#### PROBLEM TO WORK ON:
Each line in the entries below that contains the word "icon" counts once. Report how many there are and nothing more.

(Items from an interface collection)
- - - - -

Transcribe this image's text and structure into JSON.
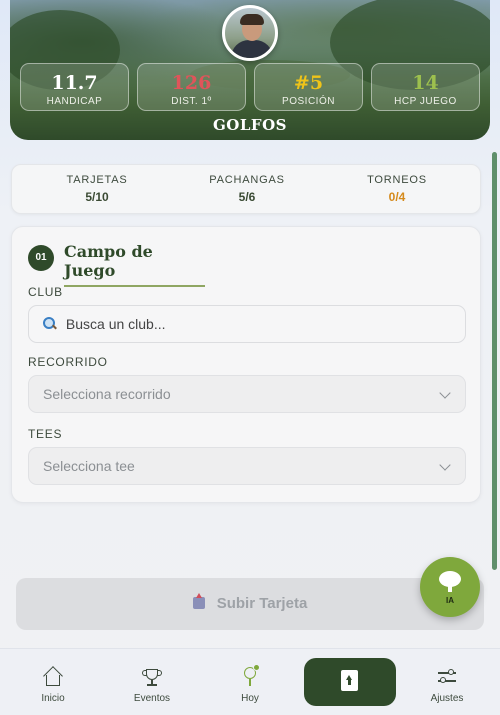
{
  "hero": {
    "title": "GOLFOS",
    "stats": [
      {
        "value": "11.7",
        "label": "HANDICAP",
        "color": "#ffffff"
      },
      {
        "value": "126",
        "label": "DIST. 1º",
        "color": "#e0545a"
      },
      {
        "value": "#5",
        "label": "POSICIÓN",
        "color": "#f0c419"
      },
      {
        "value": "14",
        "label": "HCP JUEGO",
        "color": "#9dc04e"
      }
    ]
  },
  "counters": [
    {
      "label": "TARJETAS",
      "value": "5/10"
    },
    {
      "label": "PACHANGAS",
      "value": "5/6"
    },
    {
      "label": "TORNEOS",
      "value": "0/4",
      "color": "#d58a1c"
    }
  ],
  "form": {
    "step": "01",
    "title": "Campo de Juego",
    "club_label": "CLUB",
    "club_placeholder": "Busca un club...",
    "recorrido_label": "RECORRIDO",
    "recorrido_value": "Selecciona recorrido",
    "tees_label": "TEES",
    "tees_value": "Selecciona tee"
  },
  "submit_label": "Subir Tarjeta",
  "fab_label": "IA",
  "nav": [
    {
      "label": "Inicio",
      "icon": "home-icon"
    },
    {
      "label": "Eventos",
      "icon": "trophy-icon"
    },
    {
      "label": "Hoy",
      "icon": "golf-icon"
    },
    {
      "label": "",
      "icon": "upload-doc-icon"
    },
    {
      "label": "Ajustes",
      "icon": "sliders-icon"
    }
  ],
  "colors": {
    "brand_dark": "#2f4a2a",
    "accent_green": "#7fa83c",
    "torneos_orange": "#d58a1c"
  }
}
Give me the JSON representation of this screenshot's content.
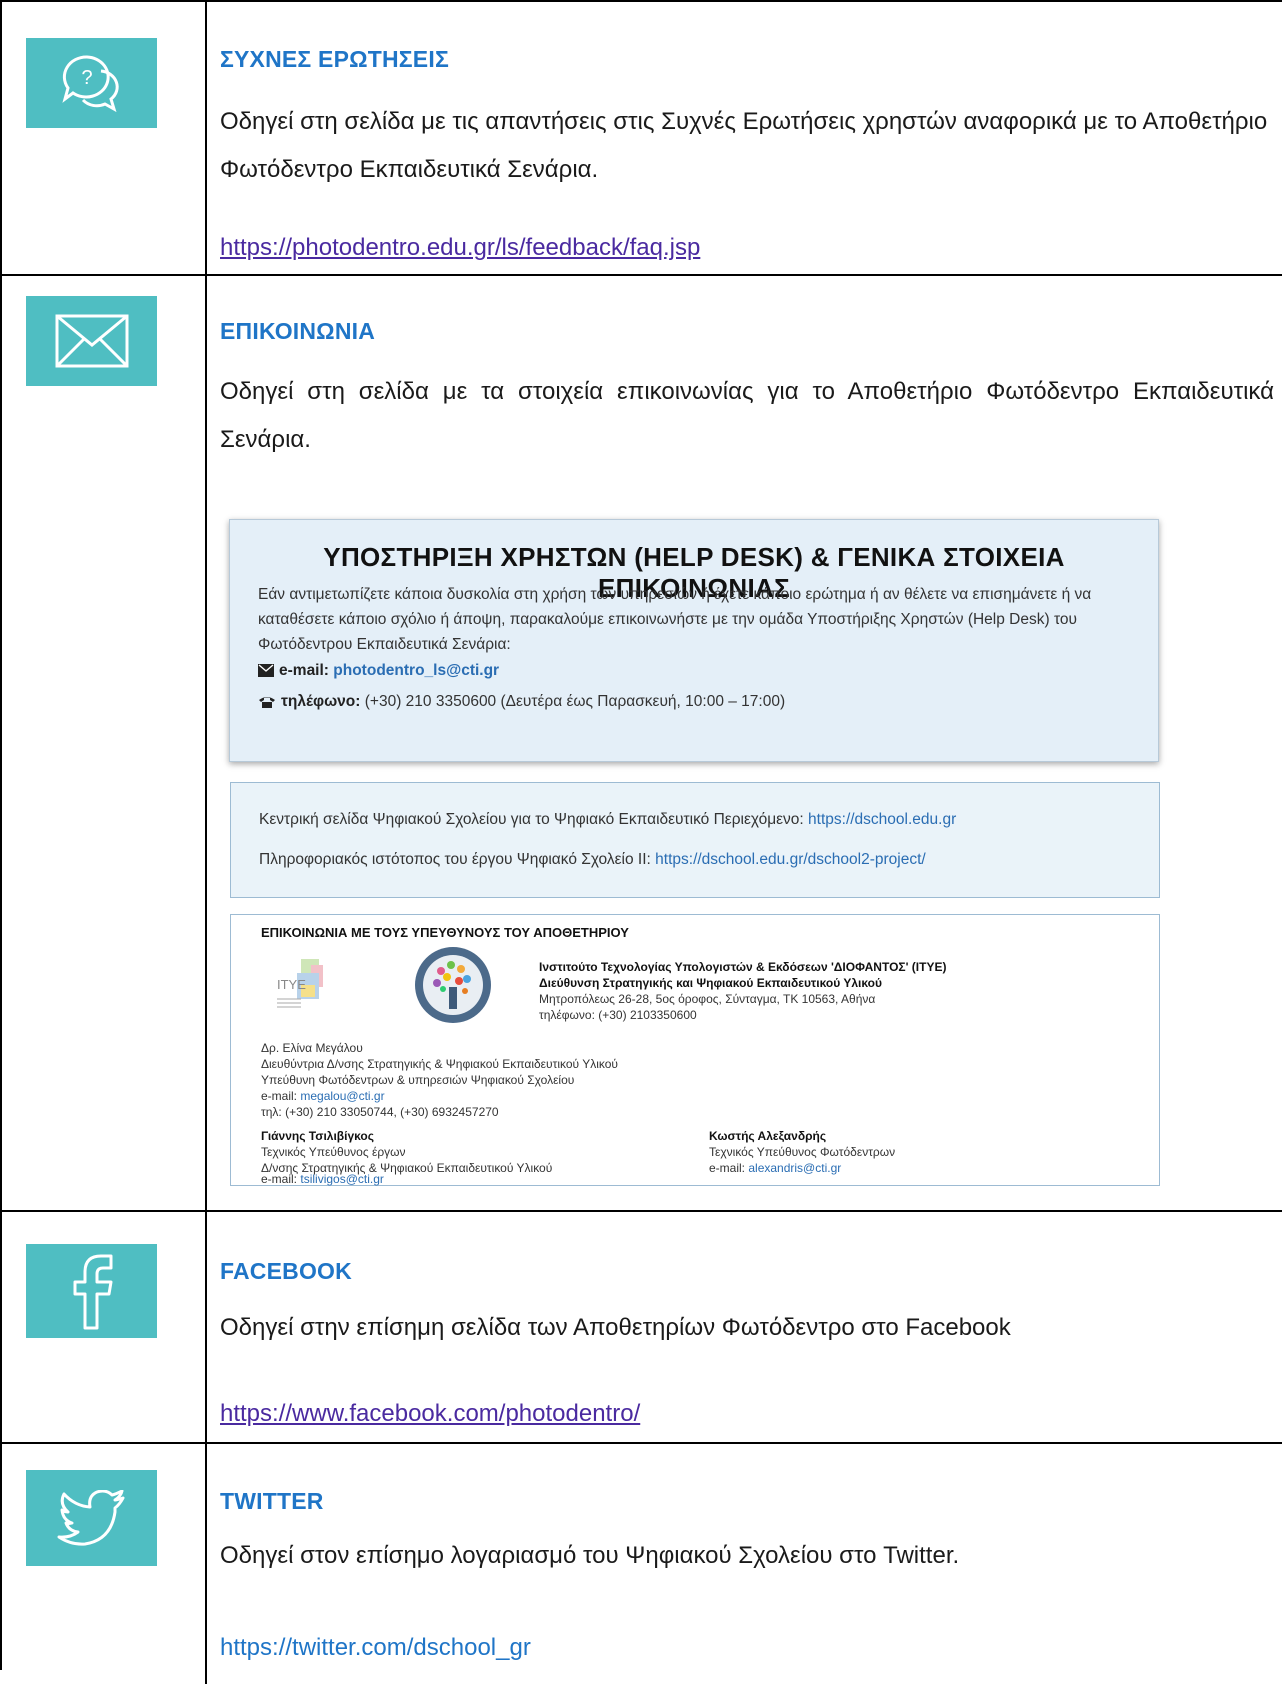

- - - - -

#### YOUR RESPONSE:
5